By Meghan Drueding
Frank Lloyd Wright isn’t necessarily thought of as warm and fuzzy. But he got along famously with photographer Pedro Guerrero, who started documenting Wright’s work at the tender age of 22 and continued to do so for the next 20 years. Guerrero, who was known for his combination of artistic talent and technical brilliance, went on to become the favored photographer of artists Alexander Calder and Louise Nevelson. He died in 2012 in Florence, Arizona, not far from his birthplace of Mesa.
In September, PBS premiered the film Pedro E. Guerrero: A Photographer’s Journey, presented by the American Masters series and Latino Public Broadcasting’s VOCES series. (The film will be available on DVD and for digital download starting November 17 at ShopPBS.org.) We spoke with Raymond Telles, who co-directed and co-produced with Yvan Iturriaga, about the experience of making the film.
Copyright 2015 Pedro E. Guerrero Archives Pedro E. Guerrero (pictured right) with his family in Mesa, Arizona, 1935.
What was Pedro Guerrero like?
I had met Pedro about 30 years ago through his family. Yvan Iturriaga and I interviewed him in April of 2010. At that time he was 92 years old. He was absolutely charming, a great storyteller. He felt relaxed enough that the camera being there didn’t really matter. It was like a conversation between old friends.
Did you have a particular favorite building that he photographed?
One of my favorites is that series [showing Wright sipping tea on the site of the Guggenheim Museum] called “Tea Break at the Guggenheim.” You land on that photograph and you really do get the feeling that you’re eavesdropping. There’s also the last sequence of photos of Calder, just before he died. Those are two of my favorites—not so much of buildings, but of individuals.
For buildings, some of my favorites are the photos of Taliesin [West], shot in the early days—1939-42. There’s some pretty cool stuff in there.
Copyright 2015 Pedro E. Guerrero Archives Pedro E. Guerrero self-portrait, circa 1950s, New York City.
Copyright 2015 Pedro E. Guerrero Archives Frank Lloyd Wright at the “Sixty Years of Living Architecture” exhibit on the site of the future Guggenheim Museum, 1953, photographed by Pedro E. Guerrero.

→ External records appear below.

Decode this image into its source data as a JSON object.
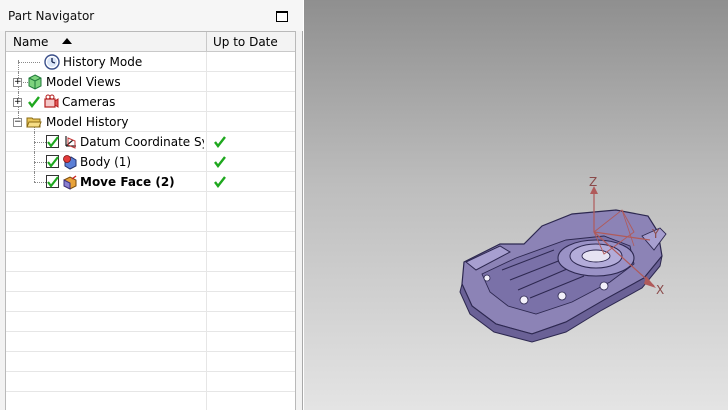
{
  "navigator": {
    "title": "Part Navigator",
    "columns": {
      "name": "Name",
      "up_to_date": "Up to Date"
    },
    "rows": [
      {
        "label": "History Mode",
        "icon": "clock-icon"
      },
      {
        "label": "Model Views",
        "icon": "model-views-icon",
        "expander": "+"
      },
      {
        "label": "Cameras",
        "icon": "cameras-icon",
        "expander": "+"
      },
      {
        "label": "Model History",
        "icon": "folder-open-icon",
        "expander": "−"
      },
      {
        "label": "Datum Coordinate Sy...",
        "icon": "datum-csys-icon",
        "checked": true,
        "up_to_date": true
      },
      {
        "label": "Body (1)",
        "icon": "body-icon",
        "checked": true,
        "up_to_date": true
      },
      {
        "label": "Move Face (2)",
        "icon": "move-face-icon",
        "checked": true,
        "up_to_date": true,
        "bold": true
      }
    ]
  },
  "viewport": {
    "axes": {
      "x": "X",
      "y": "Y",
      "z": "Z"
    },
    "colors": {
      "background_top": "#8f8f8f",
      "background_bottom": "#e4e4e4",
      "part": "#8c83b6",
      "axis": "#b05a5a"
    }
  }
}
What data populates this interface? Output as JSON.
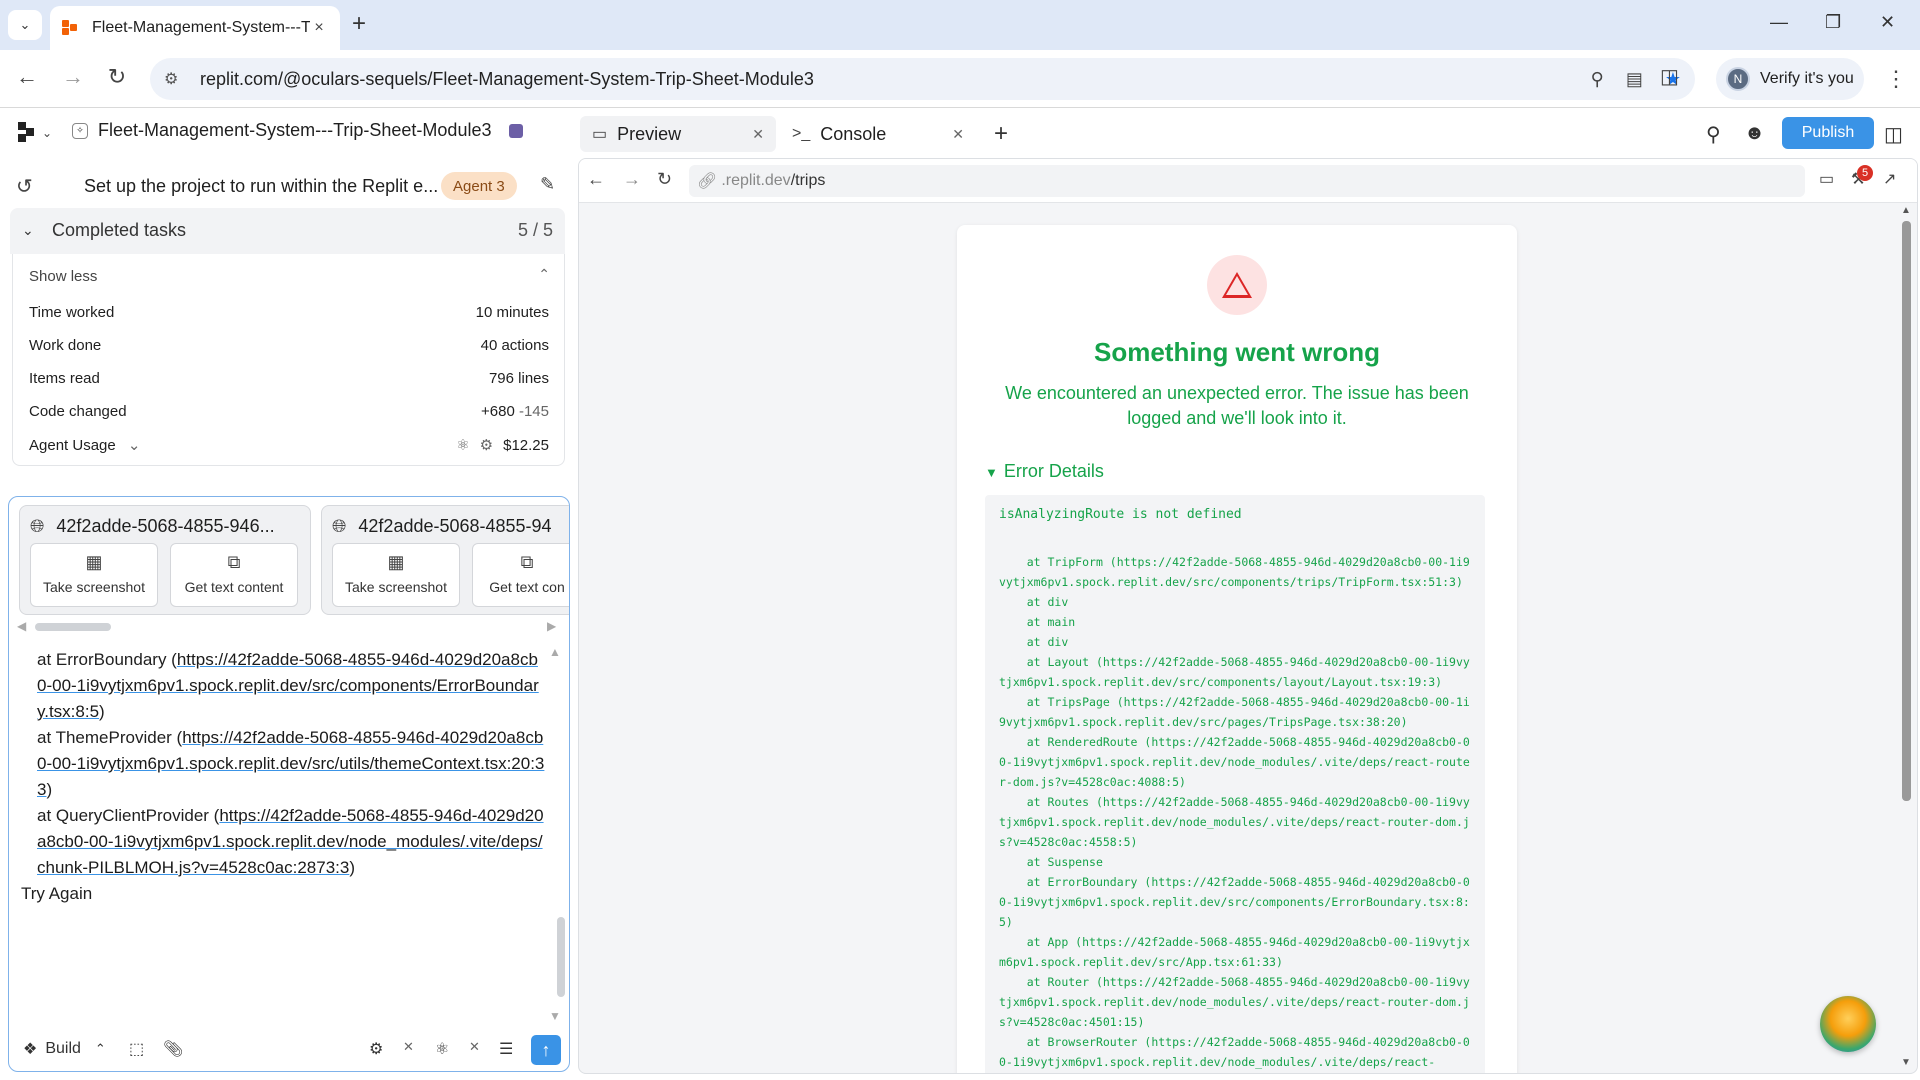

What is Guerrero’s larger significance? Obviously he was very important in the photography world and the art and architecture world, but why choose him as your subject for this general-interest film?
His life and career spanned the 20th century. He lived to be 95 years of age. So he saw a lot. In a way, this is a real American story, told through the eyes of a Mexican-American that a lot of people didn’t know about. But he was a veteran, he experienced a lot of [historical] events, and he gave us a perspective on three major artists of the 20th century that we perhaps wouldn’t have [otherwise].
One of the things I was really pleased about was that I spoke with Tim Wright, one of Frank Lloyd Wright’s grandsons, and he said: “Pedro showed that my grandfather had a sense of humor.” People think of Frank Lloyd Wright as being really serious. I think because he had these close relationships with them, I think he may have humanized [Wright, Calder, and Nevelson] a little bit. So I think that’s significant.
“In a way, this is a real American story, told through the eyes of a Mexican-American that a lot of people didn’t know about.”
Was there anything that came up during the filming that surprised you about Guerrero?
There were a lot of photographs of himself. I asked Dixie, his wife, why? She said, you know, he was very concerned with his image. He tried to cultivate an image of himself throughout his life. Here was a man who was trying to figure out who he was and how he fit into the world, and I think taking those “selfies” helped him figure it out.
In the film, architectural historian Bernard Michael Boyle talks about how Guerrero was able to bring out the texture of a place. Can you think of a particular example?
Anything he shot that’s in the desert, the buildings actually look like they’re [growing] out of the ground. You can see the rocks they used from the area. The black and white photography kind of lends itself to that. Also shooting in large format, you really see detail, and the photographs show really well. We’ve had a few screenings in theaters as promotion for the American Masters broadcast, and the photographs stand up really well, even when they’re blown up on the big screen. They give the feeling that the buildings are of the earth and made with those [natural] materials.
Meghan Drueding is the managing editor of Preservation magazine. She has a weakness for Midcentury Modernism, walkable cities, and coffee table books about architecture and design.